What to produce »
Copy each line below in which the string "anvender" occurs.

*** Block opens ***

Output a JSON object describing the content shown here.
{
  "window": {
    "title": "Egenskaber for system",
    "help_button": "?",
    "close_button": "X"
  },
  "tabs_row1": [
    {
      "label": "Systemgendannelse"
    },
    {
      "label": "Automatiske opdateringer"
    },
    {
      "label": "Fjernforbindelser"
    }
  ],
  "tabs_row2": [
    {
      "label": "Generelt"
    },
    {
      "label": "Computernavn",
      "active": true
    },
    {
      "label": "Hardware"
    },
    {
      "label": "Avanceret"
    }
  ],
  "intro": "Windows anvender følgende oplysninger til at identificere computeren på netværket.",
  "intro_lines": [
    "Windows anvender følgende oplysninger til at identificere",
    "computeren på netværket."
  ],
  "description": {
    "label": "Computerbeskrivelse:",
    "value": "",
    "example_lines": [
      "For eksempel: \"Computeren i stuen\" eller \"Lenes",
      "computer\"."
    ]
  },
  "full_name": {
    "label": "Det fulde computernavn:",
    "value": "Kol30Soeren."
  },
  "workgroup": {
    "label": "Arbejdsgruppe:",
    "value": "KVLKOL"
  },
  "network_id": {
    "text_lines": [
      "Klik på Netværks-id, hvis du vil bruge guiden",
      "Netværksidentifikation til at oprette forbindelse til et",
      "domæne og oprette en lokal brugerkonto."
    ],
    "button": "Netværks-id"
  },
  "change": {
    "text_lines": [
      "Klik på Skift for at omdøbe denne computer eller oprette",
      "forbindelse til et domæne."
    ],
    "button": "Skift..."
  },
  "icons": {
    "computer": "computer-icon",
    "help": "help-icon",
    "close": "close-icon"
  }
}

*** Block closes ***

Output for this task »
  "intro": "Windows anvender følgende oplysninger til at identificere computeren på netværket.",
    "Windows anvender følgende oplysninger til at identificere",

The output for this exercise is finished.